III. The Glorious Sunset
I had originally planned to quote a military order alongside a description of battle in one of the movements of this piece.
To that end, I asked Jo if she could find any military orders in the museum’s collection.
She went away to search and returned with Order No. 20 – written on the 14th of September 1916, and issued to the 2nd New Zealand Brigade the following day, which marked the renewed allied offensive and third phase of the Battle of the Somme.
Another of the things that Jo Brookbanks found for me was a beautiful letter by Henry Thomas Norton of the Otago Infantry Regiment, to his wife Florence. This letter was written on the 9th of September, 1916:
“My lucky day. I was told this morning I was in for more promotion. I am sitting inside our tent writing, and you would be amazed at the enormous amount of traffic. Endless streams of motor lorries, almost touching each other, hundreds of horses and mules, tents being pitched, and the whole scene is full of energy and bustle. You would be surprised at how soon a canvas town can be erected. Last night I climbed the spire of a church and had a glorious view of the country, and in the distance saw a Cathedral. There was a glorious sunset. A great big, red ball of fire, nearly crimson, and it looked so beautiful from the top of the spire, and the moon was three quarters full and right overhead.”
As I looked further into these two documents, I discovered that Harry Norton was himself in the 2nd NZ Brigade as part of the Otago Regiment – and heartbroken to learn that Order No.20 was the order that sent him to his death. He was killed in action on the 15th of September, 1916.
In ‘The Glorious Sunset’ these orders are paired with his letter.
IV. The Unburied
This photograph of a road in Flanders (taken just one month before the Armistice) was found for me by Harry Rickit, Associate Pictorial Curator at Auckland Museum.
It articulates everything I feel about the war. What resonates most is the line of soldiers trudging off towards the horizon in such vast numbers, the volume of bodies blurring together and disappearing into the distance.
That sense of vanishing is what I most hoped to articulate in this piece.

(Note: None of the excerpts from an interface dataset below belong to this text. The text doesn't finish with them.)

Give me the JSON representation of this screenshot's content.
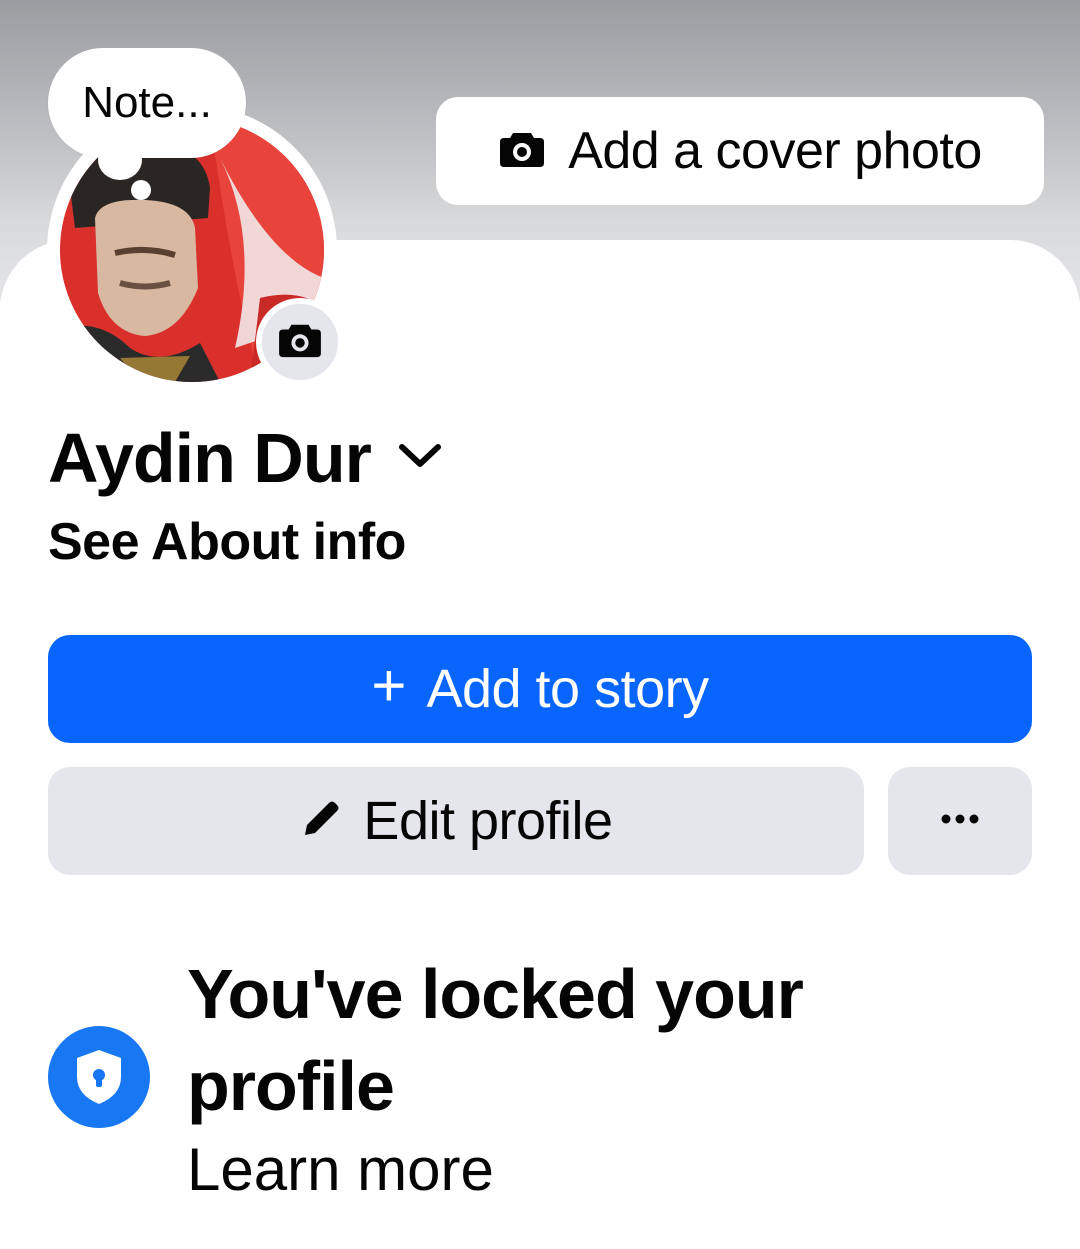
{
  "cover": {
    "add_cover_label": "Add a cover photo",
    "camera_icon": "camera-icon"
  },
  "note": {
    "placeholder": "Note..."
  },
  "avatar": {
    "description_icon": "profile-photo",
    "camera_icon": "camera-icon"
  },
  "profile": {
    "name": "Aydin Dur",
    "chevron_icon": "chevron-down-icon",
    "about_link": "See About info"
  },
  "actions": {
    "story_plus": "+",
    "story_label": "Add to story",
    "edit_label": "Edit profile",
    "edit_icon": "pencil-icon",
    "more_icon": "more-dots-icon"
  },
  "lock_notice": {
    "title": "You've locked your profile",
    "learn_more": "Learn more",
    "icon": "shield-lock-icon"
  },
  "colors": {
    "primary_blue": "#0866ff",
    "shield_blue": "#1877f2",
    "secondary_button": "#e4e6eb",
    "text": "#050505"
  }
}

In ‘The Unburied’, the telegram sent to Florence Norton to inform her of her husband’s death is paired with an excerpt from a poem by an anonymous New Zealand soldier, known only as M.R.:
And in the silences of the night, when winds are fair
And shot and shard have ceased their wild surprising
I hear a sound of music in the upper air
It is the beating of the wings of migrating birds
Wafting the souls of these unburied heroes into the skies
The poet would have been describing a landscape like this, littered with fallen men. The bodies would have lain in the open for some time as the dangerous conditions prevented their recovery. Sometimes ceasefires were called so that the dead and the wounded could be removed from No Man’s Land. Accounts of this – the immense volume of the dead, the groaning of those still living and wounded, the smell, the rats that feasted on their bodies during the night – are too upsetting to recount in detail here.
But even in the midst of this misery, M.R. was able to find something beautiful in the natural world – something hopeful and redemptive. This is a theme which arises in so much correspondence and writing about the war. It seems that humans as a species – despite our violence – hold on to beauty. That we need it in order to give meaning and context to life – especially to the worst things.
For all of the time and thought that went into this piece, I’ve come away feeling that it is impossible to do justice to this subject. Thinking about it has only deepened my sense of inadequacy in that regard.
As we commemorate the centenary of Armistice Day, it strikes me that, of all the silences related to war, peace is the rarest and deepest one of all.
In Alton Macalister’s words, written to his sister as he waited in Europe to be sent home after the war ended:
“Well Isobel dear, let’s not be too impatient, but just wait until all the dark clouds have drifted away, there are still a few left after the stormy times we have been through – and then when the sun can shine all the day long, and men realise that violence is unnecessary, then! – well – guess I’ll be home.”